Problem statement:
Return each entry unchanged.

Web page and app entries
■ ■ ■

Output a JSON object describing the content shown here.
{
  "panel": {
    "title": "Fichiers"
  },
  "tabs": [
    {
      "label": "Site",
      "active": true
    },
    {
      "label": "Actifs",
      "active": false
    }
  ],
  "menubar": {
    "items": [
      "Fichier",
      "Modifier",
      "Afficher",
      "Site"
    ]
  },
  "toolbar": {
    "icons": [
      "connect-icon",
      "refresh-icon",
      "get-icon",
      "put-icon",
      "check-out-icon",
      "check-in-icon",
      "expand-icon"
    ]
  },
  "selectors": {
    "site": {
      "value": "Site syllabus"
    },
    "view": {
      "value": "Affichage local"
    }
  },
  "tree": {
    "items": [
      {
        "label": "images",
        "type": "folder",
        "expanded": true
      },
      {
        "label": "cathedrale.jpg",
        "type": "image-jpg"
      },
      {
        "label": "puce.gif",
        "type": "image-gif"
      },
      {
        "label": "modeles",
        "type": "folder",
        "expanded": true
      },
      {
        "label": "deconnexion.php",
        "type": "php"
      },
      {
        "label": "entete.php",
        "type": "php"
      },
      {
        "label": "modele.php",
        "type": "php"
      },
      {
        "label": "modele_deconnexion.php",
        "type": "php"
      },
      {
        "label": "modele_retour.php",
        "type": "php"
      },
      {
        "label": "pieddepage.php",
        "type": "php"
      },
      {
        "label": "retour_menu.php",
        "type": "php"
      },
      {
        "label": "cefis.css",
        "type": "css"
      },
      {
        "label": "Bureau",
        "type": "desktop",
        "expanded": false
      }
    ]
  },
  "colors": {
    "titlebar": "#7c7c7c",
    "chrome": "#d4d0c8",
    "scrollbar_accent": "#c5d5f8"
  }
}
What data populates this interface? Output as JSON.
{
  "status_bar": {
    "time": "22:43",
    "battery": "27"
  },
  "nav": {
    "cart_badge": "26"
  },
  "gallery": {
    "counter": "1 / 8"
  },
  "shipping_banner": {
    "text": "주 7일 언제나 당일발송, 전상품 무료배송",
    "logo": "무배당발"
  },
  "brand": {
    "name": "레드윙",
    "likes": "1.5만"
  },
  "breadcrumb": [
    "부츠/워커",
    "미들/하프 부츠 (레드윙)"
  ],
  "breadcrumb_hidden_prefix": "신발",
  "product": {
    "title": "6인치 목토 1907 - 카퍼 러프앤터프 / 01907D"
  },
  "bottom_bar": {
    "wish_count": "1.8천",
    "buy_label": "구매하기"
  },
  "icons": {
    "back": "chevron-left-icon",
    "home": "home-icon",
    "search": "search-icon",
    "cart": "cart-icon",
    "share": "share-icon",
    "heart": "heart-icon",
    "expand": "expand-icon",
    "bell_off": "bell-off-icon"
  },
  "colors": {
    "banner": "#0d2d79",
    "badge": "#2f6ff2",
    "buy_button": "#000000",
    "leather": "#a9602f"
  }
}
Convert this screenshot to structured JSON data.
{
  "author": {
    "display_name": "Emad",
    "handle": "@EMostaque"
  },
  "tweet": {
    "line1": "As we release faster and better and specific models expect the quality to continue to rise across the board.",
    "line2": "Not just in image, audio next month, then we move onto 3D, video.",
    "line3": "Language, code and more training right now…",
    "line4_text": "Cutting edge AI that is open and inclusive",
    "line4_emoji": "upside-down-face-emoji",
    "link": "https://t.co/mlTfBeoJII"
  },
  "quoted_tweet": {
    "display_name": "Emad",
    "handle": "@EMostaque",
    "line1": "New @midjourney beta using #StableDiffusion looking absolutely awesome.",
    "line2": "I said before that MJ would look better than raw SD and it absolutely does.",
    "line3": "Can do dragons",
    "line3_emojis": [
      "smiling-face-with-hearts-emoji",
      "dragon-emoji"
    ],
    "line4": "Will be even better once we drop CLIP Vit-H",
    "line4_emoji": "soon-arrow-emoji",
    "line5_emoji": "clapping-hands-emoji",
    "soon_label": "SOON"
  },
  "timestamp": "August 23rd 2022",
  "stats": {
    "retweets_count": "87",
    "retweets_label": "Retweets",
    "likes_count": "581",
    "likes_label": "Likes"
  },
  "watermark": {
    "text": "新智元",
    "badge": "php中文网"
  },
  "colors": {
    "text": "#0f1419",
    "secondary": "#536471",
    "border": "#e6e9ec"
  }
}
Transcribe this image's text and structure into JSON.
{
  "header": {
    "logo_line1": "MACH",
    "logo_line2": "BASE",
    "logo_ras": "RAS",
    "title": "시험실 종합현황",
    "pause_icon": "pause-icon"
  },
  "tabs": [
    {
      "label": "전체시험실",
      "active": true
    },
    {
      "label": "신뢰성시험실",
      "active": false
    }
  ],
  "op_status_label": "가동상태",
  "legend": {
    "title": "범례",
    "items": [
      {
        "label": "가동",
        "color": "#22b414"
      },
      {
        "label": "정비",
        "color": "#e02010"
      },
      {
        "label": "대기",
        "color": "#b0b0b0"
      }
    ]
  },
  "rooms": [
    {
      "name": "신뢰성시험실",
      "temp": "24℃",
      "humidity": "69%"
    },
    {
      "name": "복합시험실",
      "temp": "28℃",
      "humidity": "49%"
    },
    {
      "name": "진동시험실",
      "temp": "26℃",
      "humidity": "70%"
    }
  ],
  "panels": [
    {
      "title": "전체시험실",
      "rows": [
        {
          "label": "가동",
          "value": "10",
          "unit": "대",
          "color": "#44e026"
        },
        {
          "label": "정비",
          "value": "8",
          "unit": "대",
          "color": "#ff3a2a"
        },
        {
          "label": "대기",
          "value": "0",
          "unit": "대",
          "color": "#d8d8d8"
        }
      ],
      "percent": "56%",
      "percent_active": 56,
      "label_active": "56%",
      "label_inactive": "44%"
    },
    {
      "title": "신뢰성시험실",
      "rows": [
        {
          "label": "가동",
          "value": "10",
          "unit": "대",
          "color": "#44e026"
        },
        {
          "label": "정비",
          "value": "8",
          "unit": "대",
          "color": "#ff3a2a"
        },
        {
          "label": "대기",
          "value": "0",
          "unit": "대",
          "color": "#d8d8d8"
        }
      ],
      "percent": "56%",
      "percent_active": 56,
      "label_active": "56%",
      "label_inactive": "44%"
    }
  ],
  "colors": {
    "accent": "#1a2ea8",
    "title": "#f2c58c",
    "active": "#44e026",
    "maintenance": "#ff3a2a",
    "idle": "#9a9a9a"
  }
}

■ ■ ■

Response area:
Output a JSON object describing the content shown here.
{
  "panel": {
    "title": "Fichiers"
  },
  "tabs": [
    {
      "label": "Site",
      "active": true
    },
    {
      "label": "Actifs",
      "active": false
    }
  ],
  "menubar": {
    "items": [
      "Fichier",
      "Modifier",
      "Afficher",
      "Site"
    ]
  },
  "toolbar": {
    "icons": [
      "connect-icon",
      "refresh-icon",
      "get-icon",
      "put-icon",
      "check-out-icon",
      "check-in-icon",
      "expand-icon"
    ]
  },
  "selectors": {
    "site": {
      "value": "Site syllabus"
    },
    "view": {
      "value": "Affichage local"
    }
  },
  "tree": {
    "items": [
      {
        "label": "images",
        "type": "folder",
        "expanded": true
      },
      {
        "label": "cathedrale.jpg",
        "type": "image-jpg"
      },
      {
        "label": "puce.gif",
        "type": "image-gif"
      },
      {
        "label": "modeles",
        "type": "folder",
        "expanded": true
      },
      {
        "label": "deconnexion.php",
        "type": "php"
      },
      {
        "label": "entete.php",
        "type": "php"
      },
      {
        "label": "modele.php",
        "type": "php"
      },
      {
        "label": "modele_deconnexion.php",
        "type": "php"
      },
      {
        "label": "modele_retour.php",
        "type": "php"
      },
      {
        "label": "pieddepage.php",
        "type": "php"
      },
      {
        "label": "retour_menu.php",
        "type": "php"
      },
      {
        "label": "cefis.css",
        "type": "css"
      },
      {
        "label": "Bureau",
        "type": "desktop",
        "expanded": false
      }
    ]
  },
  "colors": {
    "titlebar": "#7c7c7c",
    "chrome": "#d4d0c8",
    "scrollbar_accent": "#c5d5f8"
  }
}
What data populates this interface? Output as JSON.
{
  "status_bar": {
    "time": "22:43",
    "battery": "27"
  },
  "nav": {
    "cart_badge": "26"
  },
  "gallery": {
    "counter": "1 / 8"
  },
  "shipping_banner": {
    "text": "주 7일 언제나 당일발송, 전상품 무료배송",
    "logo": "무배당발"
  },
  "brand": {
    "name": "레드윙",
    "likes": "1.5만"
  },
  "breadcrumb": [
    "부츠/워커",
    "미들/하프 부츠 (레드윙)"
  ],
  "breadcrumb_hidden_prefix": "신발",
  "product": {
    "title": "6인치 목토 1907 - 카퍼 러프앤터프 / 01907D"
  },
  "bottom_bar": {
    "wish_count": "1.8천",
    "buy_label": "구매하기"
  },
  "icons": {
    "back": "chevron-left-icon",
    "home": "home-icon",
    "search": "search-icon",
    "cart": "cart-icon",
    "share": "share-icon",
    "heart": "heart-icon",
    "expand": "expand-icon",
    "bell_off": "bell-off-icon"
  },
  "colors": {
    "banner": "#0d2d79",
    "badge": "#2f6ff2",
    "buy_button": "#000000",
    "leather": "#a9602f"
  }
}
Convert this screenshot to structured JSON data.
{
  "author": {
    "display_name": "Emad",
    "handle": "@EMostaque"
  },
  "tweet": {
    "line1": "As we release faster and better and specific models expect the quality to continue to rise across the board.",
    "line2": "Not just in image, audio next month, then we move onto 3D, video.",
    "line3": "Language, code and more training right now…",
    "line4_text": "Cutting edge AI that is open and inclusive",
    "line4_emoji": "upside-down-face-emoji",
    "link": "https://t.co/mlTfBeoJII"
  },
  "quoted_tweet": {
    "display_name": "Emad",
    "handle": "@EMostaque",
    "line1": "New @midjourney beta using #StableDiffusion looking absolutely awesome.",
    "line2": "I said before that MJ would look better than raw SD and it absolutely does.",
    "line3": "Can do dragons",
    "line3_emojis": [
      "smiling-face-with-hearts-emoji",
      "dragon-emoji"
    ],
    "line4": "Will be even better once we drop CLIP Vit-H",
    "line4_emoji": "soon-arrow-emoji",
    "line5_emoji": "clapping-hands-emoji",
    "soon_label": "SOON"
  },
  "timestamp": "August 23rd 2022",
  "stats": {
    "retweets_count": "87",
    "retweets_label": "Retweets",
    "likes_count": "581",
    "likes_label": "Likes"
  },
  "watermark": {
    "text": "新智元",
    "badge": "php中文网"
  },
  "colors": {
    "text": "#0f1419",
    "secondary": "#536471",
    "border": "#e6e9ec"
  }
}
Transcribe this image's text and structure into JSON.
{
  "header": {
    "logo_line1": "MACH",
    "logo_line2": "BASE",
    "logo_ras": "RAS",
    "title": "시험실 종합현황",
    "pause_icon": "pause-icon"
  },
  "tabs": [
    {
      "label": "전체시험실",
      "active": true
    },
    {
      "label": "신뢰성시험실",
      "active": false
    }
  ],
  "op_status_label": "가동상태",
  "legend": {
    "title": "범례",
    "items": [
      {
        "label": "가동",
        "color": "#22b414"
      },
      {
        "label": "정비",
        "color": "#e02010"
      },
      {
        "label": "대기",
        "color": "#b0b0b0"
      }
    ]
  },
  "rooms": [
    {
      "name": "신뢰성시험실",
      "temp": "24℃",
      "humidity": "69%"
    },
    {
      "name": "복합시험실",
      "temp": "28℃",
      "humidity": "49%"
    },
    {
      "name": "진동시험실",
      "temp": "26℃",
      "humidity": "70%"
    }
  ],
  "panels": [
    {
      "title": "전체시험실",
      "rows": [
        {
          "label": "가동",
          "value": "10",
          "unit": "대",
          "color": "#44e026"
        },
        {
          "label": "정비",
          "value": "8",
          "unit": "대",
          "color": "#ff3a2a"
        },
        {
          "label": "대기",
          "value": "0",
          "unit": "대",
          "color": "#d8d8d8"
        }
      ],
      "percent": "56%",
      "percent_active": 56,
      "label_active": "56%",
      "label_inactive": "44%"
    },
    {
      "title": "신뢰성시험실",
      "rows": [
        {
          "label": "가동",
          "value": "10",
          "unit": "대",
          "color": "#44e026"
        },
        {
          "label": "정비",
          "value": "8",
          "unit": "대",
          "color": "#ff3a2a"
        },
        {
          "label": "대기",
          "value": "0",
          "unit": "대",
          "color": "#d8d8d8"
        }
      ],
      "percent": "56%",
      "percent_active": 56,
      "label_active": "56%",
      "label_inactive": "44%"
    }
  ],
  "colors": {
    "accent": "#1a2ea8",
    "title": "#f2c58c",
    "active": "#44e026",
    "maintenance": "#ff3a2a",
    "idle": "#9a9a9a"
  }
}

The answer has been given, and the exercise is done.